Records from a data collection:
[Start of section]
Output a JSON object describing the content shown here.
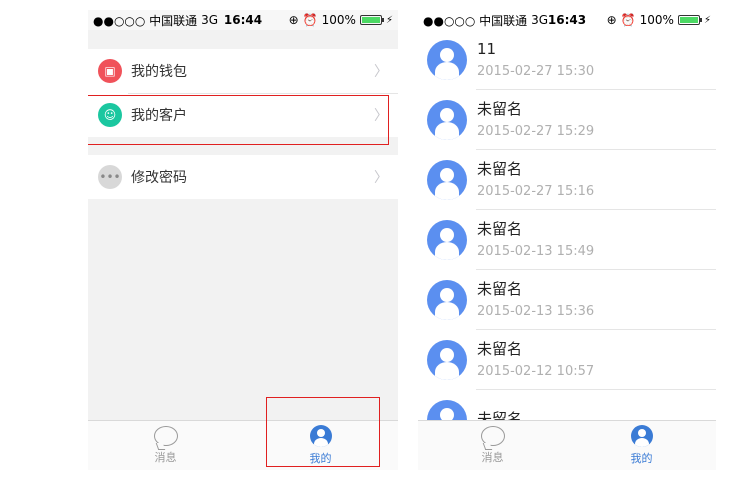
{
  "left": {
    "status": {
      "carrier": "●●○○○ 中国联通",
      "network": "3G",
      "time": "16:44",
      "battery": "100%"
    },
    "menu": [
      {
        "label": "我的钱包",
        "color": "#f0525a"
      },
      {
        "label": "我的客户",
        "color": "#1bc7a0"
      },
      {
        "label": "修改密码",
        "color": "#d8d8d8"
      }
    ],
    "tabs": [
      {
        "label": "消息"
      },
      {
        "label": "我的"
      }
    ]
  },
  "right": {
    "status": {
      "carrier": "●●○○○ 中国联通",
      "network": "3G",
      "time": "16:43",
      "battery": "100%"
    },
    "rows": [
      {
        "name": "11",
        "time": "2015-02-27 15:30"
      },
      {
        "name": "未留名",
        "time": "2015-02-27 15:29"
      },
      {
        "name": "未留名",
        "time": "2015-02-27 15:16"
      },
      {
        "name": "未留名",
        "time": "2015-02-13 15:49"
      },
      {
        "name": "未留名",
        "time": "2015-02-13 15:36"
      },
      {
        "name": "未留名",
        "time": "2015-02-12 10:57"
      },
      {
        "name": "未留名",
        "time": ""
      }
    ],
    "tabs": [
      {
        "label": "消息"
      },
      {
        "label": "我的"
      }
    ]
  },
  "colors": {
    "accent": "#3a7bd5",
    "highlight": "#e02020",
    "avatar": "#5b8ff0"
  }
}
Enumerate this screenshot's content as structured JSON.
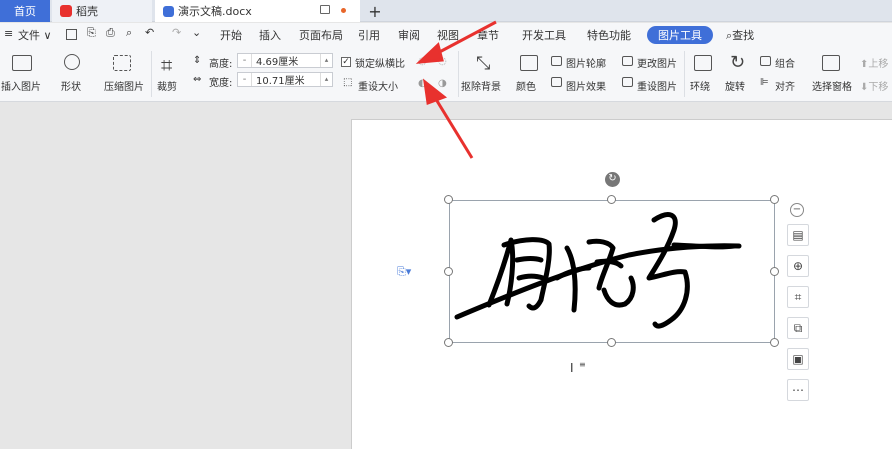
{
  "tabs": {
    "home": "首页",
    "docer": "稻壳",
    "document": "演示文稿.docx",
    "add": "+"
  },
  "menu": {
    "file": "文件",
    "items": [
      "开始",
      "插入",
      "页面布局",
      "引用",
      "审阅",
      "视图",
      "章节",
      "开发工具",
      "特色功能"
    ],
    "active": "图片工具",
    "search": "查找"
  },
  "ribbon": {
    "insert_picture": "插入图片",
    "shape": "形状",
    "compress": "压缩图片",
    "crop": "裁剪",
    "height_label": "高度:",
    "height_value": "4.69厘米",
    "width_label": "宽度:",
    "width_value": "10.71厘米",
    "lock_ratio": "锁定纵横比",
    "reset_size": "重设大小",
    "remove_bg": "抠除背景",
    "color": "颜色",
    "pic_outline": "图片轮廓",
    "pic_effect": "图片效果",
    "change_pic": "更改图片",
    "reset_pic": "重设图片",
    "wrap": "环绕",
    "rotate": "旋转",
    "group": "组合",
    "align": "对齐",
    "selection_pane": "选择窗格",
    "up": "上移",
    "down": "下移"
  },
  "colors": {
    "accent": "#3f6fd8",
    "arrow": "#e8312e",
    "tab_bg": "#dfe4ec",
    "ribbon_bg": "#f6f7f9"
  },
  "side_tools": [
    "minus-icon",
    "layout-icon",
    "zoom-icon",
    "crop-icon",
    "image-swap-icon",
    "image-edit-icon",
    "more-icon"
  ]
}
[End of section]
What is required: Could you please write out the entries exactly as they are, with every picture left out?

The completed task:
Output a JSON object describing the content shown here.
{
  "left": {
    "status": {
      "carrier": "●●○○○ 中国联通",
      "network": "3G",
      "time": "16:44",
      "battery": "100%"
    },
    "menu": [
      {
        "label": "我的钱包",
        "color": "#f0525a"
      },
      {
        "label": "我的客户",
        "color": "#1bc7a0"
      },
      {
        "label": "修改密码",
        "color": "#d8d8d8"
      }
    ],
    "tabs": [
      {
        "label": "消息"
      },
      {
        "label": "我的"
      }
    ]
  },
  "right": {
    "status": {
      "carrier": "●●○○○ 中国联通",
      "network": "3G",
      "time": "16:43",
      "battery": "100%"
    },
    "rows": [
      {
        "name": "11",
        "time": "2015-02-27 15:30"
      },
      {
        "name": "未留名",
        "time": "2015-02-27 15:29"
      },
      {
        "name": "未留名",
        "time": "2015-02-27 15:16"
      },
      {
        "name": "未留名",
        "time": "2015-02-13 15:49"
      },
      {
        "name": "未留名",
        "time": "2015-02-13 15:36"
      },
      {
        "name": "未留名",
        "time": "2015-02-12 10:57"
      },
      {
        "name": "未留名",
        "time": ""
      }
    ],
    "tabs": [
      {
        "label": "消息"
      },
      {
        "label": "我的"
      }
    ]
  },
  "colors": {
    "accent": "#3a7bd5",
    "highlight": "#e02020",
    "avatar": "#5b8ff0"
  }
}
Enumerate this screenshot's content as structured JSON.
{
  "tabs": {
    "home": "首页",
    "docer": "稻壳",
    "document": "演示文稿.docx",
    "add": "+"
  },
  "menu": {
    "file": "文件",
    "items": [
      "开始",
      "插入",
      "页面布局",
      "引用",
      "审阅",
      "视图",
      "章节",
      "开发工具",
      "特色功能"
    ],
    "active": "图片工具",
    "search": "查找"
  },
  "ribbon": {
    "insert_picture": "插入图片",
    "shape": "形状",
    "compress": "压缩图片",
    "crop": "裁剪",
    "height_label": "高度:",
    "height_value": "4.69厘米",
    "width_label": "宽度:",
    "width_value": "10.71厘米",
    "lock_ratio": "锁定纵横比",
    "reset_size": "重设大小",
    "remove_bg": "抠除背景",
    "color": "颜色",
    "pic_outline": "图片轮廓",
    "pic_effect": "图片效果",
    "change_pic": "更改图片",
    "reset_pic": "重设图片",
    "wrap": "环绕",
    "rotate": "旋转",
    "group": "组合",
    "align": "对齐",
    "selection_pane": "选择窗格",
    "up": "上移",
    "down": "下移"
  },
  "colors": {
    "accent": "#3f6fd8",
    "arrow": "#e8312e",
    "tab_bg": "#dfe4ec",
    "ribbon_bg": "#f6f7f9"
  },
  "side_tools": [
    "minus-icon",
    "layout-icon",
    "zoom-icon",
    "crop-icon",
    "image-swap-icon",
    "image-edit-icon",
    "more-icon"
  ]
}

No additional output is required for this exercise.